Work instruction: Output the data below exactly, without images.

Data shown:
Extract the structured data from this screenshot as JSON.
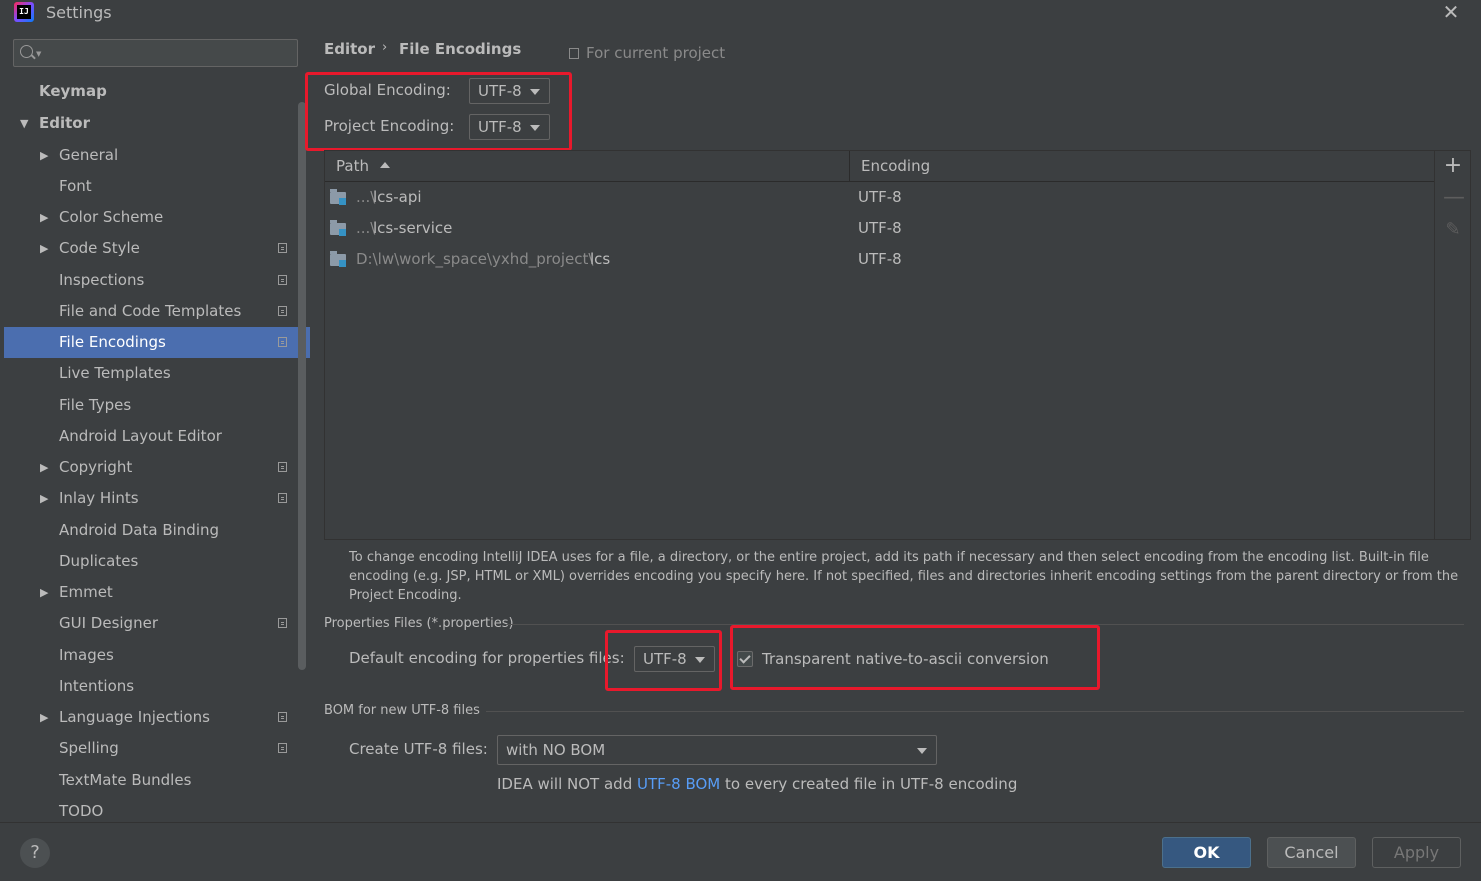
{
  "window": {
    "title": "Settings",
    "app_icon_text": "IJ"
  },
  "search": {
    "placeholder": ""
  },
  "sidebar": {
    "items": [
      {
        "label": "Keymap"
      },
      {
        "label": "Editor"
      },
      {
        "label": "General"
      },
      {
        "label": "Font"
      },
      {
        "label": "Color Scheme"
      },
      {
        "label": "Code Style"
      },
      {
        "label": "Inspections"
      },
      {
        "label": "File and Code Templates"
      },
      {
        "label": "File Encodings"
      },
      {
        "label": "Live Templates"
      },
      {
        "label": "File Types"
      },
      {
        "label": "Android Layout Editor"
      },
      {
        "label": "Copyright"
      },
      {
        "label": "Inlay Hints"
      },
      {
        "label": "Android Data Binding"
      },
      {
        "label": "Duplicates"
      },
      {
        "label": "Emmet"
      },
      {
        "label": "GUI Designer"
      },
      {
        "label": "Images"
      },
      {
        "label": "Intentions"
      },
      {
        "label": "Language Injections"
      },
      {
        "label": "Spelling"
      },
      {
        "label": "TextMate Bundles"
      },
      {
        "label": "TODO"
      }
    ]
  },
  "breadcrumb": {
    "parent": "Editor",
    "separator": "›",
    "current": "File Encodings",
    "scope": "For current project"
  },
  "encodings": {
    "global_label": "Global Encoding:",
    "global_value": "UTF-8",
    "project_label": "Project Encoding:",
    "project_value": "UTF-8"
  },
  "table": {
    "columns": {
      "path": "Path",
      "encoding": "Encoding"
    },
    "rows": [
      {
        "prefix": "...\\",
        "name": "lcs-api",
        "encoding": "UTF-8"
      },
      {
        "prefix": "...\\",
        "name": "lcs-service",
        "encoding": "UTF-8"
      },
      {
        "prefix": "D:\\lw\\work_space\\yxhd_project\\",
        "name": "lcs",
        "encoding": "UTF-8"
      }
    ],
    "tools": {
      "add": "+",
      "remove": "—",
      "edit": "✎"
    }
  },
  "help_text": "To change encoding IntelliJ IDEA uses for a file, a directory, or the entire project, add its path if necessary and then select encoding from the encoding list. Built-in file encoding (e.g. JSP, HTML or XML) overrides encoding you specify here. If not specified, files and directories inherit encoding settings from the parent directory or from the Project Encoding.",
  "properties": {
    "section_title": "Properties Files (*.properties)",
    "default_label": "Default encoding for properties files:",
    "default_value": "UTF-8",
    "transparent_label": "Transparent native-to-ascii conversion",
    "transparent_checked": true
  },
  "bom": {
    "section_title": "BOM for new UTF-8 files",
    "create_label": "Create UTF-8 files:",
    "create_value": "with NO BOM",
    "note_before": "IDEA will NOT add ",
    "note_link": "UTF-8 BOM",
    "note_after": " to every created file in UTF-8 encoding"
  },
  "footer": {
    "help": "?",
    "ok": "OK",
    "cancel": "Cancel",
    "apply": "Apply"
  },
  "colors": {
    "background": "#3c3f41",
    "selection": "#4b6eaf",
    "highlight_box": "#e8192c",
    "link": "#589df6",
    "default_button": "#365880"
  }
}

Answer section:
Extract the structured data from this screenshot as JSON.
{
  "window": {
    "title": "Settings",
    "app_icon_text": "IJ"
  },
  "search": {
    "placeholder": ""
  },
  "sidebar": {
    "items": [
      {
        "label": "Keymap"
      },
      {
        "label": "Editor"
      },
      {
        "label": "General"
      },
      {
        "label": "Font"
      },
      {
        "label": "Color Scheme"
      },
      {
        "label": "Code Style"
      },
      {
        "label": "Inspections"
      },
      {
        "label": "File and Code Templates"
      },
      {
        "label": "File Encodings"
      },
      {
        "label": "Live Templates"
      },
      {
        "label": "File Types"
      },
      {
        "label": "Android Layout Editor"
      },
      {
        "label": "Copyright"
      },
      {
        "label": "Inlay Hints"
      },
      {
        "label": "Android Data Binding"
      },
      {
        "label": "Duplicates"
      },
      {
        "label": "Emmet"
      },
      {
        "label": "GUI Designer"
      },
      {
        "label": "Images"
      },
      {
        "label": "Intentions"
      },
      {
        "label": "Language Injections"
      },
      {
        "label": "Spelling"
      },
      {
        "label": "TextMate Bundles"
      },
      {
        "label": "TODO"
      }
    ]
  },
  "breadcrumb": {
    "parent": "Editor",
    "separator": "›",
    "current": "File Encodings",
    "scope": "For current project"
  },
  "encodings": {
    "global_label": "Global Encoding:",
    "global_value": "UTF-8",
    "project_label": "Project Encoding:",
    "project_value": "UTF-8"
  },
  "table": {
    "columns": {
      "path": "Path",
      "encoding": "Encoding"
    },
    "rows": [
      {
        "prefix": "...\\",
        "name": "lcs-api",
        "encoding": "UTF-8"
      },
      {
        "prefix": "...\\",
        "name": "lcs-service",
        "encoding": "UTF-8"
      },
      {
        "prefix": "D:\\lw\\work_space\\yxhd_project\\",
        "name": "lcs",
        "encoding": "UTF-8"
      }
    ],
    "tools": {
      "add": "+",
      "remove": "—",
      "edit": "✎"
    }
  },
  "help_text": "To change encoding IntelliJ IDEA uses for a file, a directory, or the entire project, add its path if necessary and then select encoding from the encoding list. Built-in file encoding (e.g. JSP, HTML or XML) overrides encoding you specify here. If not specified, files and directories inherit encoding settings from the parent directory or from the Project Encoding.",
  "properties": {
    "section_title": "Properties Files (*.properties)",
    "default_label": "Default encoding for properties files:",
    "default_value": "UTF-8",
    "transparent_label": "Transparent native-to-ascii conversion",
    "transparent_checked": true
  },
  "bom": {
    "section_title": "BOM for new UTF-8 files",
    "create_label": "Create UTF-8 files:",
    "create_value": "with NO BOM",
    "note_before": "IDEA will NOT add ",
    "note_link": "UTF-8 BOM",
    "note_after": " to every created file in UTF-8 encoding"
  },
  "footer": {
    "help": "?",
    "ok": "OK",
    "cancel": "Cancel",
    "apply": "Apply"
  },
  "colors": {
    "background": "#3c3f41",
    "selection": "#4b6eaf",
    "highlight_box": "#e8192c",
    "link": "#589df6",
    "default_button": "#365880"
  }
}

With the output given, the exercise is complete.